PROBLEM:
Where a line of the data below has the string "JSON", copy that line.

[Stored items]

=== Section Start ===

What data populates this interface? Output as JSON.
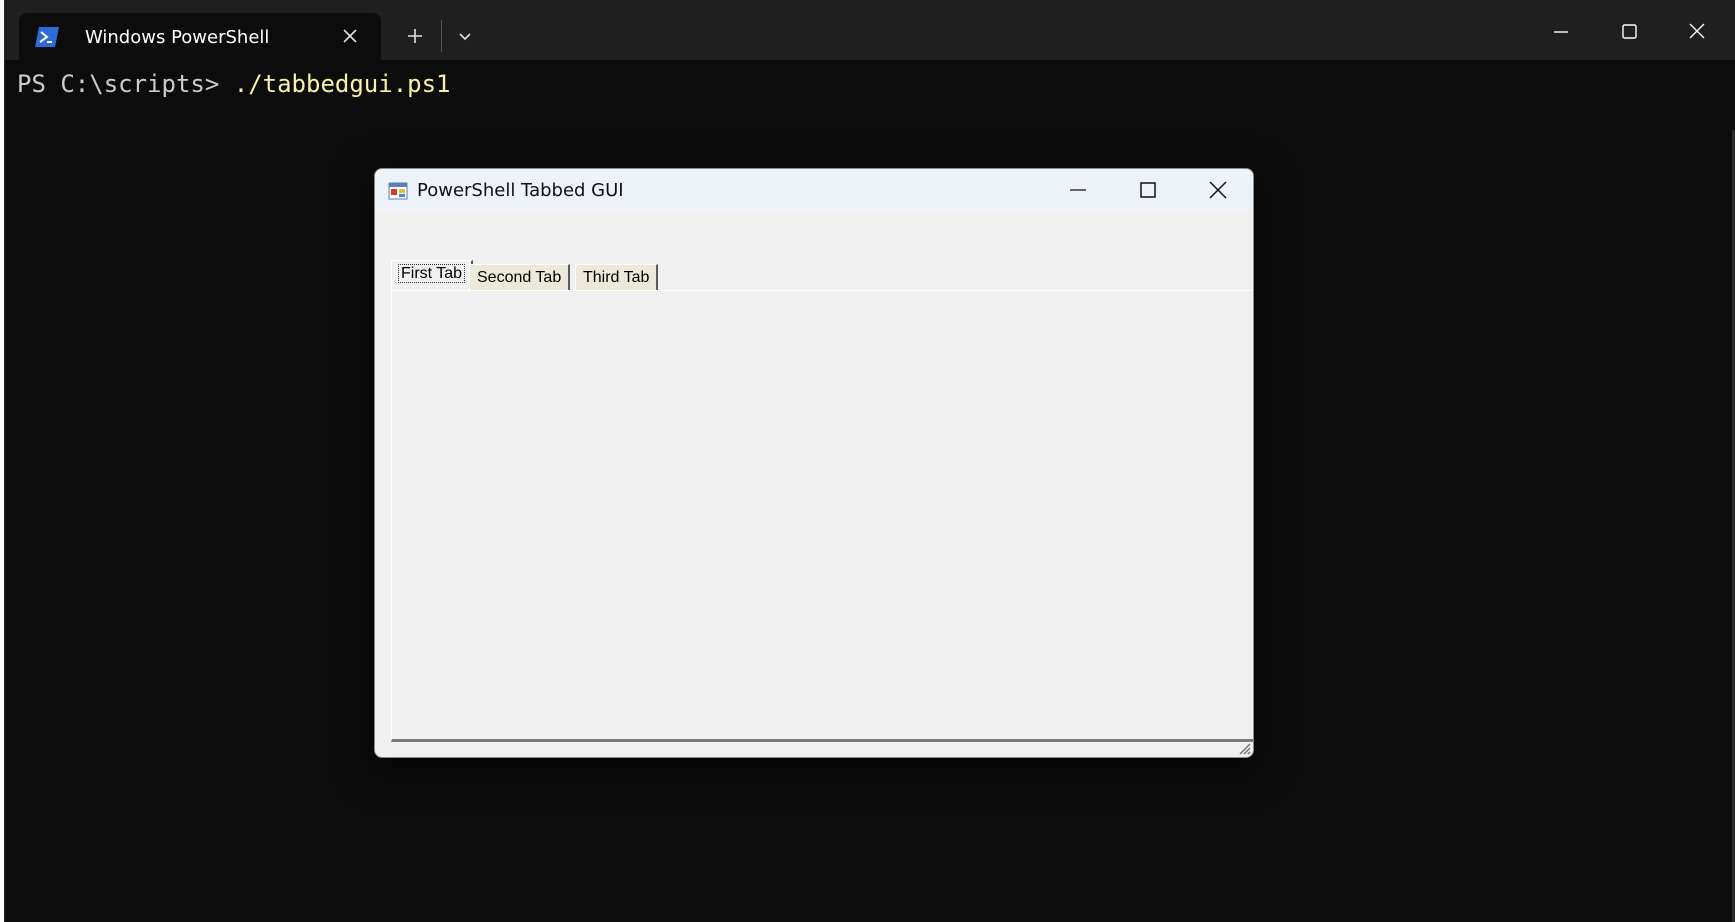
{
  "terminal": {
    "tab_title": "Windows PowerShell",
    "prompt": "PS C:\\scripts> ",
    "command": "./tabbedgui.ps1",
    "icons": {
      "app": "powershell-icon",
      "tab_close": "close-icon",
      "new_tab": "plus-icon",
      "dropdown": "chevron-down-icon",
      "minimize": "minimize-icon",
      "maximize": "maximize-icon",
      "close": "close-icon"
    },
    "colors": {
      "background": "#0c0c0c",
      "titlebar": "#1f1f1f",
      "command": "#f9f1a5"
    }
  },
  "dialog": {
    "title": "PowerShell Tabbed GUI",
    "tabs": [
      {
        "label": "First Tab",
        "selected": true
      },
      {
        "label": "Second Tab",
        "selected": false
      },
      {
        "label": "Third Tab",
        "selected": false
      }
    ],
    "icons": {
      "app": "form-app-icon",
      "minimize": "minimize-icon",
      "maximize": "maximize-icon",
      "close": "close-icon",
      "size_grip": "size-grip-icon"
    }
  }
}
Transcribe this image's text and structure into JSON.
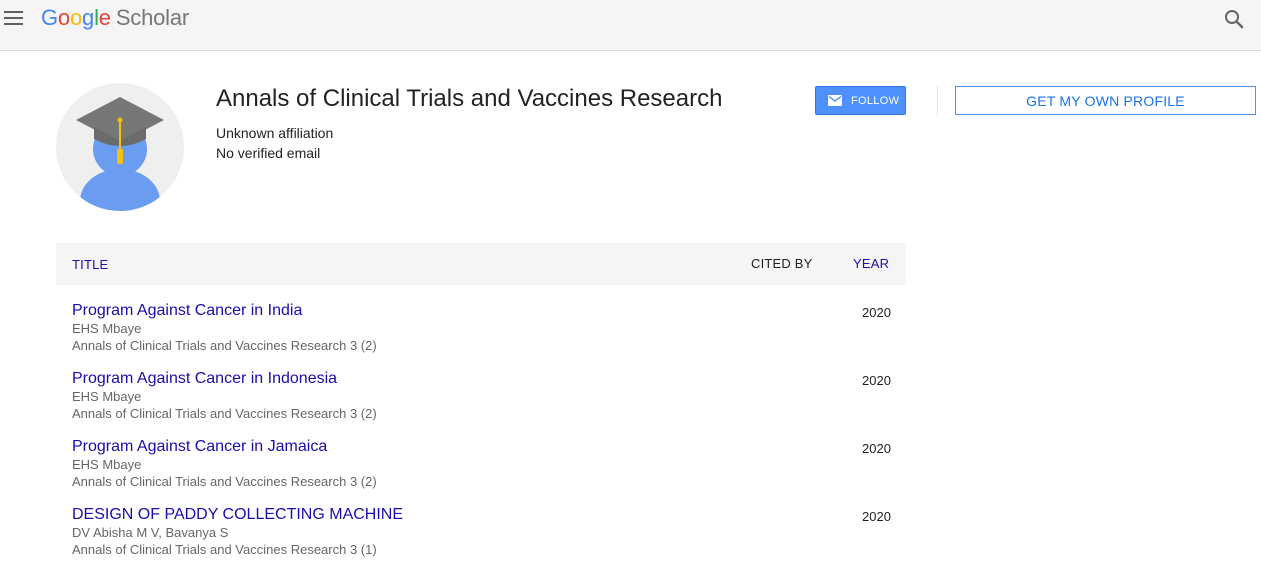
{
  "header": {
    "logo_letters": [
      "G",
      "o",
      "o",
      "g",
      "l",
      "e"
    ],
    "logo_suffix": "Scholar"
  },
  "profile": {
    "name": "Annals of Clinical Trials and Vaccines Research",
    "affiliation": "Unknown affiliation",
    "email_status": "No verified email",
    "follow_label": "FOLLOW",
    "own_profile_label": "GET MY OWN PROFILE"
  },
  "table": {
    "col_title": "TITLE",
    "col_cited": "CITED BY",
    "col_year": "YEAR"
  },
  "articles": [
    {
      "title": "Program Against Cancer in India",
      "authors": "EHS Mbaye",
      "venue": "Annals of Clinical Trials and Vaccines Research 3 (2)",
      "cited_by": "",
      "year": "2020"
    },
    {
      "title": "Program Against Cancer in Indonesia",
      "authors": "EHS Mbaye",
      "venue": "Annals of Clinical Trials and Vaccines Research 3 (2)",
      "cited_by": "",
      "year": "2020"
    },
    {
      "title": "Program Against Cancer in Jamaica",
      "authors": "EHS Mbaye",
      "venue": "Annals of Clinical Trials and Vaccines Research 3 (2)",
      "cited_by": "",
      "year": "2020"
    },
    {
      "title": "DESIGN OF PADDY COLLECTING MACHINE",
      "authors": "DV Abisha M V, Bavanya S",
      "venue": "Annals of Clinical Trials and Vaccines Research 3 (1)",
      "cited_by": "",
      "year": "2020"
    }
  ],
  "colors": {
    "link": "#1a0dab",
    "follow_bg": "#4d90fe",
    "topbar_bg": "#f5f5f5",
    "google_blue": "#4285f4",
    "google_red": "#ea4335",
    "google_yellow": "#fbbc05",
    "google_green": "#34a853"
  },
  "icons": {
    "menu": "hamburger-menu-icon",
    "search": "search-icon",
    "follow": "mail-icon",
    "avatar": "graduate-avatar-icon"
  }
}
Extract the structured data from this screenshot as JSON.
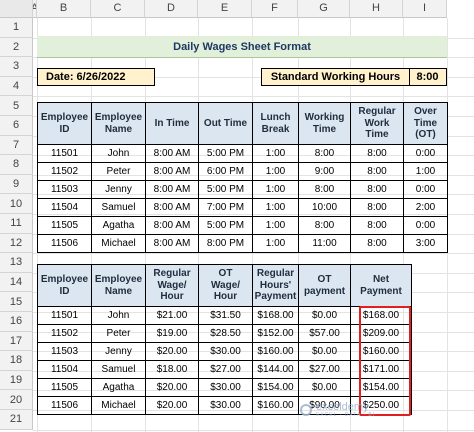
{
  "columns": [
    "A",
    "B",
    "C",
    "D",
    "E",
    "F",
    "G",
    "H",
    "I"
  ],
  "rows": [
    "1",
    "2",
    "3",
    "4",
    "5",
    "6",
    "7",
    "8",
    "9",
    "10",
    "11",
    "12",
    "13",
    "14",
    "15",
    "16",
    "17",
    "18",
    "19",
    "20",
    "21"
  ],
  "title": "Daily Wages Sheet Format",
  "date_label": "Date: 6/26/2022",
  "standard_hours": {
    "label": "Standard Working Hours",
    "value": "8:00"
  },
  "table1": {
    "headers": [
      [
        "Employee",
        "ID"
      ],
      [
        "Employee",
        "Name"
      ],
      [
        "In Time"
      ],
      [
        "Out Time"
      ],
      [
        "Lunch",
        "Break"
      ],
      [
        "Working",
        "Time"
      ],
      [
        "Regular",
        "Work",
        "Time"
      ],
      [
        "Over",
        "Time",
        "(OT)"
      ]
    ],
    "rows": [
      [
        "11501",
        "John",
        "8:00 AM",
        "5:00 PM",
        "1:00",
        "8:00",
        "8:00",
        "0:00"
      ],
      [
        "11502",
        "Peter",
        "8:00 AM",
        "6:00 PM",
        "1:00",
        "9:00",
        "8:00",
        "1:00"
      ],
      [
        "11503",
        "Jenny",
        "8:00 AM",
        "5:00 PM",
        "1:00",
        "8:00",
        "8:00",
        "0:00"
      ],
      [
        "11504",
        "Samuel",
        "8:00 AM",
        "7:00 PM",
        "1:00",
        "10:00",
        "8:00",
        "2:00"
      ],
      [
        "11505",
        "Agatha",
        "8:00 AM",
        "5:00 PM",
        "1:00",
        "8:00",
        "8:00",
        "0:00"
      ],
      [
        "11506",
        "Michael",
        "8:00 AM",
        "8:00 PM",
        "1:00",
        "11:00",
        "8:00",
        "3:00"
      ]
    ]
  },
  "table2": {
    "headers": [
      [
        "Employee",
        "ID"
      ],
      [
        "Employee",
        "Name"
      ],
      [
        "Regular",
        "Wage/",
        "Hour"
      ],
      [
        "OT",
        "Wage/",
        "Hour"
      ],
      [
        "Regular",
        "Hours'",
        "Payment"
      ],
      [
        "OT",
        "payment"
      ],
      [
        "Net",
        "Payment"
      ]
    ],
    "rows": [
      [
        "11501",
        "John",
        "$21.00",
        "$31.50",
        "$168.00",
        "$0.00",
        "$168.00"
      ],
      [
        "11502",
        "Peter",
        "$19.00",
        "$28.50",
        "$152.00",
        "$57.00",
        "$209.00"
      ],
      [
        "11503",
        "Jenny",
        "$20.00",
        "$30.00",
        "$160.00",
        "$0.00",
        "$160.00"
      ],
      [
        "11504",
        "Samuel",
        "$18.00",
        "$27.00",
        "$144.00",
        "$27.00",
        "$171.00"
      ],
      [
        "11505",
        "Agatha",
        "$20.00",
        "$30.00",
        "$154.00",
        "$0.00",
        "$154.00"
      ],
      [
        "11506",
        "Michael",
        "$20.00",
        "$30.00",
        "$160.00",
        "$90.00",
        "$250.00"
      ]
    ]
  },
  "watermark": {
    "name": "exceldemy",
    "tagline": "EXCEL · DATA · BI"
  },
  "colors": {
    "header_fill": "#dce6f1",
    "title_fill": "#e2efda",
    "date_fill": "#fff2cc",
    "highlight_border": "#e02020"
  }
}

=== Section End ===

OUTPUT FOR THIS EXERCISE:
What data populates this interface? Output as JSON.
Transcribe this image's text and structure into JSON.
Extract the structured data from this screenshot as JSON.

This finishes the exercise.